Dylan Cleaver's Midweek Fixture

The Crusaders are the best team in Super Rugby but they're nowhere near the most interesting.

That's not a knock on the red-and-black machine – a team that plays a brand of rugby that is both high-functioning and entertaining.

Scott Robertson is cut from a unique bolt of cloth and is 80 decent minutes from emulating Dave Rennie and Graham Henry as the only coaches to win Super Rugby titles in their first two seasons.


The Crusaders have become so synonymous with success that the eight-season Blackadder era – where they missed the playoffs just once but finished no better than runner-up – will be judged as lost years.

You could write a tedious column about how good the Crusaders are using pat phrases like "synonymous with success" (see above) and "culture of achievement", and you would do so without fear of contradiction. The online link to that column would probably be shared several times among Cantabrians on Facechat.

Or you could instead look at the Hurricanes and write something along the lines of: "What the hell has been going on there..?"

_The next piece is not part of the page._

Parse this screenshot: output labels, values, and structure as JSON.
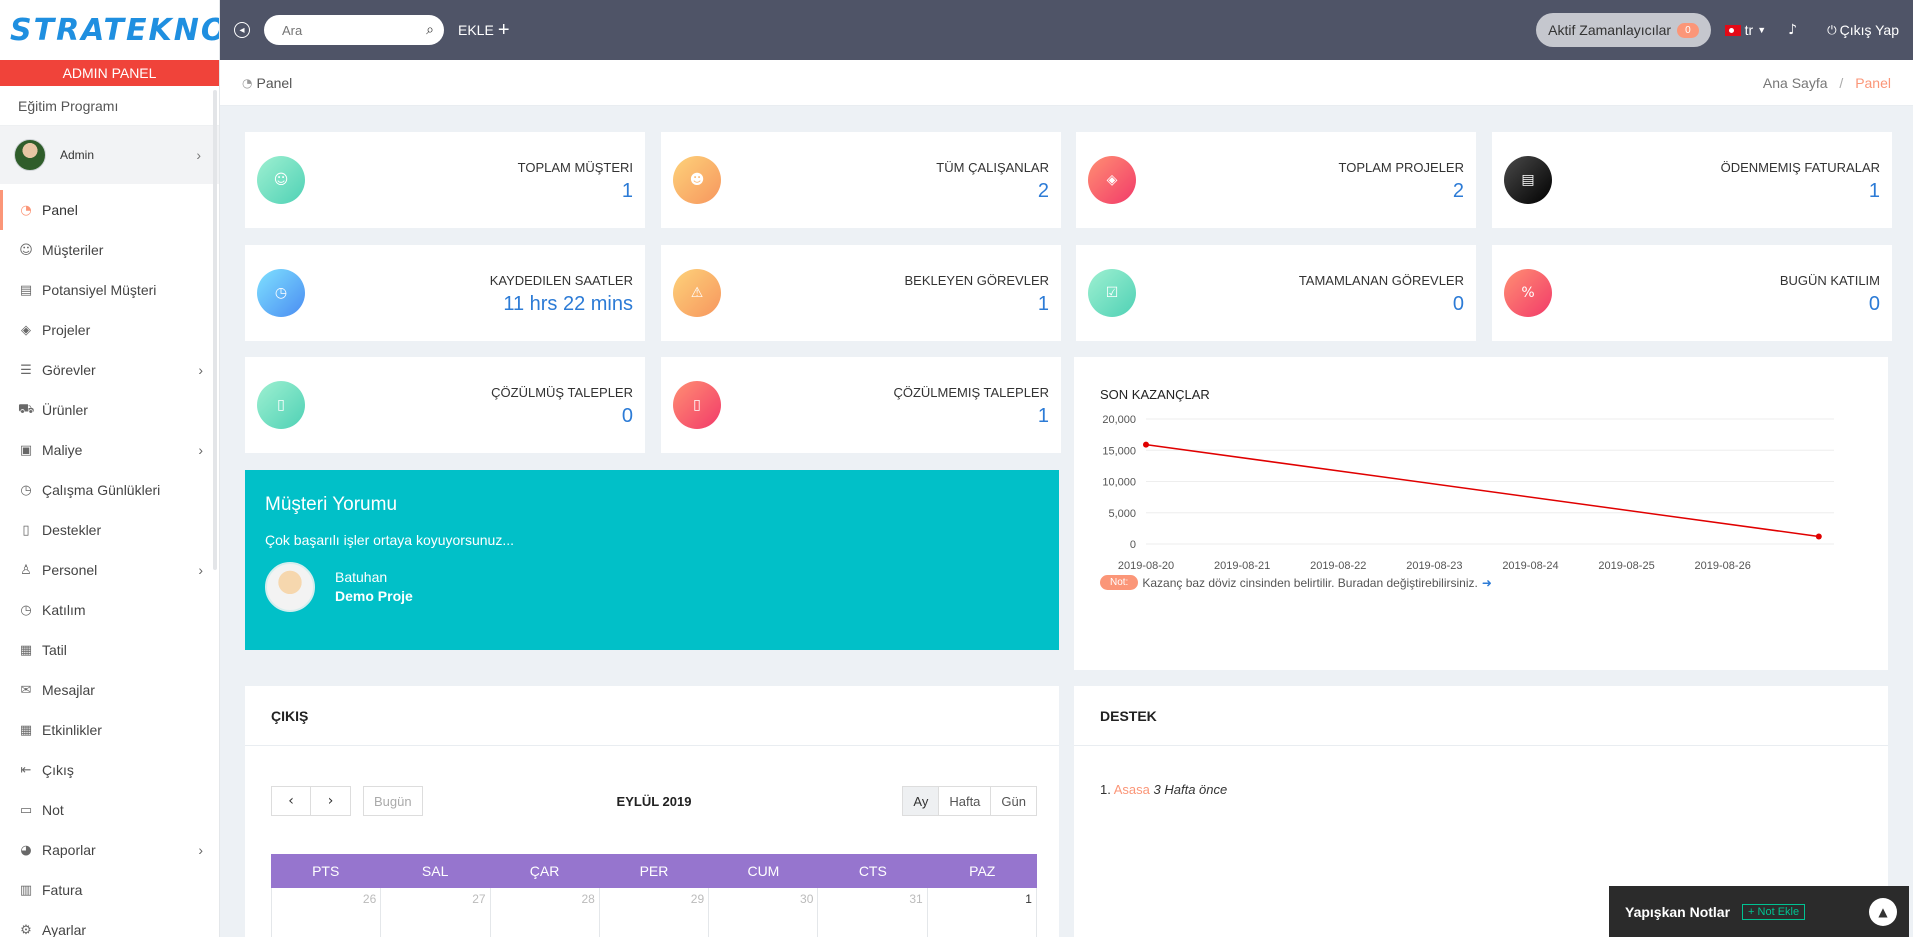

The Wellington-based franchise is, by the length of the Trentham straight, the most intriguing team in Super Rugby. They are also the competition's most inexplicable side, having spent the majority of the second half of the season playing like little boys lost.

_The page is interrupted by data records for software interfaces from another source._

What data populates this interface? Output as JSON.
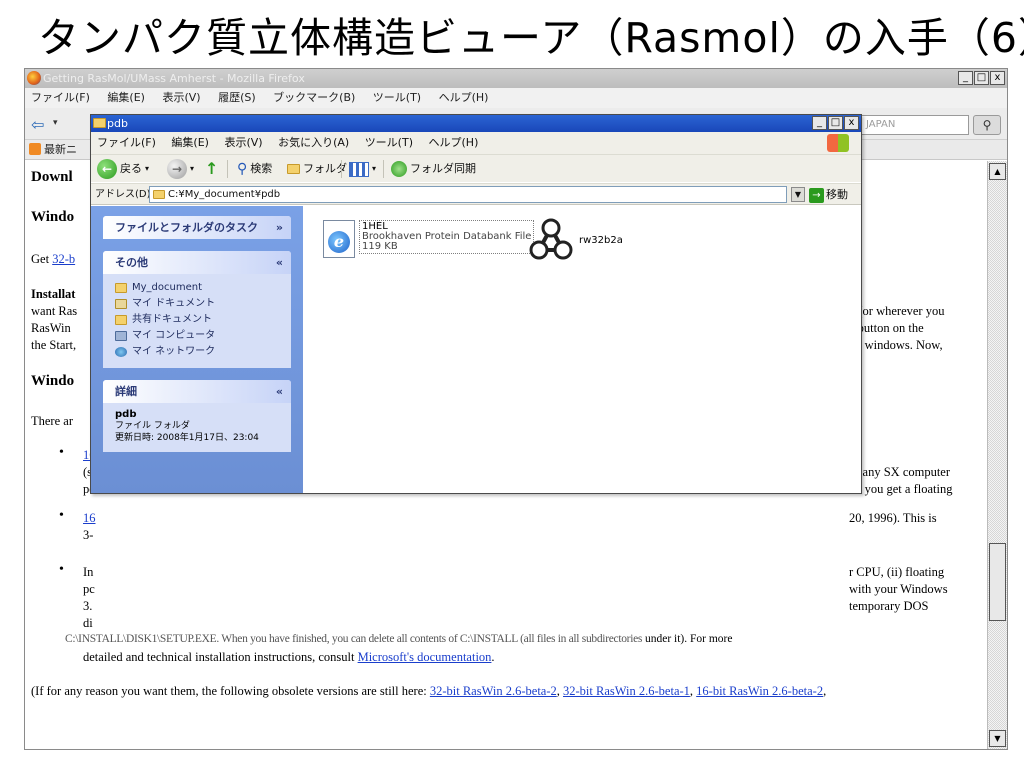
{
  "slide": {
    "title": "タンパク質立体構造ビューア（Rasmol）の入手（6）"
  },
  "browser": {
    "title": "Getting RasMol/UMass Amherst - Mozilla Firefox",
    "window_buttons": [
      "_",
      "□",
      "x"
    ],
    "menu": [
      "ファイル(F)",
      "編集(E)",
      "表示(V)",
      "履歴(S)",
      "ブックマーク(B)",
      "ツール(T)",
      "ヘルプ(H)"
    ],
    "search_text": "JAPAN",
    "bookmark_label": "最新ニ",
    "content": {
      "heading1": "Downl",
      "heading2": "Windo",
      "get_prefix": "Get ",
      "get_link": "32-b",
      "install_lines": [
        "Installat",
        "want Ras",
        "RasWin",
        "the Start,"
      ],
      "install_right": [
        "y (or wherever you",
        "e button on the",
        "all windows. Now,"
      ],
      "heading3": "Windo",
      "there_are": "There ar",
      "bullet1_link": "16",
      "bullet1_lines": [
        "(s",
        "pc"
      ],
      "bullet1_right": [
        "or any SX computer",
        "nd you get a floating"
      ],
      "bullet2_link": "16",
      "bullet2_line": "3-",
      "bullet2_right": "20, 1996). This is",
      "bullet3_lines": [
        "In",
        "pc",
        "3.",
        "di"
      ],
      "bullet3_right": [
        "r CPU, (ii) floating",
        "with your Windows",
        "temporary DOS"
      ],
      "bullet3_strike": "C:\\INSTALL\\DISK1\\SETUP.EXE. When you have finished, you can delete all contents of C:\\INSTALL (all files in all subdirectories",
      "bullet3_strike_end": " under it). For more",
      "bullet3_last_prefix": "detailed and technical installation instructions, consult ",
      "bullet3_last_link": "Microsoft's documentation",
      "bullet3_last_suffix": ".",
      "bottom_prefix": "(If for any reason you want them, the following obsolete versions are still here: ",
      "bottom_link1": "32-bit RasWin 2.6-beta-2",
      "bottom_link2": "32-bit RasWin 2.6-beta-1",
      "bottom_link3": "16-bit RasWin 2.6-beta-2",
      "bottom_comma": ", "
    }
  },
  "explorer": {
    "title": "pdb",
    "window_buttons": [
      "_",
      "□",
      "x"
    ],
    "menu": [
      "ファイル(F)",
      "編集(E)",
      "表示(V)",
      "お気に入り(A)",
      "ツール(T)",
      "ヘルプ(H)"
    ],
    "toolbar": {
      "back": "戻る",
      "search": "検索",
      "folders": "フォルダ",
      "sync": "フォルダ同期"
    },
    "address_label": "アドレス(D)",
    "address_value": "C:¥My_document¥pdb",
    "go_label": "移動",
    "tasks_panel": {
      "title": "ファイルとフォルダのタスク"
    },
    "other_panel": {
      "title": "その他",
      "items": [
        "My_document",
        "マイ ドキュメント",
        "共有ドキュメント",
        "マイ コンピュータ",
        "マイ ネットワーク"
      ]
    },
    "details_panel": {
      "title": "詳細",
      "name": "pdb",
      "type": "ファイル フォルダ",
      "modified": "更新日時: 2008年1月17日、23:04"
    },
    "files": [
      {
        "name": "1HEL",
        "type": "Brookhaven Protein Databank File",
        "size": "119 KB"
      },
      {
        "name": "rw32b2a"
      }
    ],
    "colors": {
      "titlebar": "#1f4fc3",
      "task_pane": "#7aa1e6"
    }
  }
}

The departing Chris Boyd looks like he has spent the past few months marooned on an island with only a volleyball for company. When, in one of his final acts as coach, he explained that any team would have lost to the Crusaders by 20, he looked ready to run into the sea.

Dejected Hurricanes after their loss to the Crusaders. Photo / Photosport
Dejected Hurricanes after their loss to the Crusaders. Photo / Photosport

It wasn't so much the fact they didn't beat the Crusaders, which, if you refer to paragraphs one through five, is a difficult task, but the realisation they never threw a punch. There was more fight in the CEO's Twitter account over the past month than there was on the field. The Hurricanes were a collective version of Joseph Parker between rounds one and 10, without the final flurry.

The team's transcendent talent, the one most often seen with a 10 on his back, has looked strangely impotent. While talk of Beauden Barrett ceding to Richie Mo'unga in the international pecking order might be a clickbait construct, if All Blacks selection was a true meritocracy based on current form, could you really complain if Richie Mo'unga went to the head of the queue?

Barrett really was only symptom of a greater malaise in the capital. Yes, apologists can point out that the Hurricanes still did better than 11 other teams; they could argue that they were debilitated by key injuries.


All of this maybe true and yet it seems such a shallow, insincere, after-the-fact lowering of expectations.

Having left Christchurch for the second time in two months with nothing to show for it except false humility, it is not unreasonable to ask whether a cold wind was blowing through this ultra-talented squad.

Assistant-turned-head coach John Plumtree should take some responsibility for the side's collapse as he will no doubt take responsibility for any turnaround.

His Hurricanes are already the most interesting storyline of 2019.


Not everybody agreed with last week's assessment that the Super Rugby qualification and playoff format was the best thing about the competition. Most of the blowback seemed to emanate from Hamilton, where the third-placed-out-of-five-in-their-division Chiefs are based.

Guess what? The best two teams made the final, which will be hosted by the division winner with the best record. If you were a neutral you'd have to concede it's worked out pretty well, wouldn't you?


The netball community has had time to digest the "findings" of the review into the dismal Silver Ferns' Commonwealth Games campaign. You have to hope there are some real nuggets and insight in the sealed section because from what I've seen, any Mildred or Edna that has watched the Ferns over the past two years could have reached those conclusions.


A slightly different tack this week, with no link to a feature as such but rather to one of the most profound paragraphs I've read in a sports book and it comes from our very own Steven Adams in that most unloved of literary genres - the mid-career semi-autobiography.

"To represent New Zealand as a young athlete costs a lot of money, not just in basketball but all sports… I knew of players who went on every trip, at least once a year, because their parents could easily afford to pay for each tournament. But there were a lot of players, most of them brown, some of them the best in the country, who never represented New Zealand because they couldn't afford to trial, let alone to fly overseas. I hate to think how many guys I played with who could have had careers in basketball if they'd just been given more help when they were younger."

This paragraph should be printed out in 200-point font, turned into a poster and be placed on the walls of the offices of Sports Minister Grant Robertson and sports tsar Peter Miskimmin.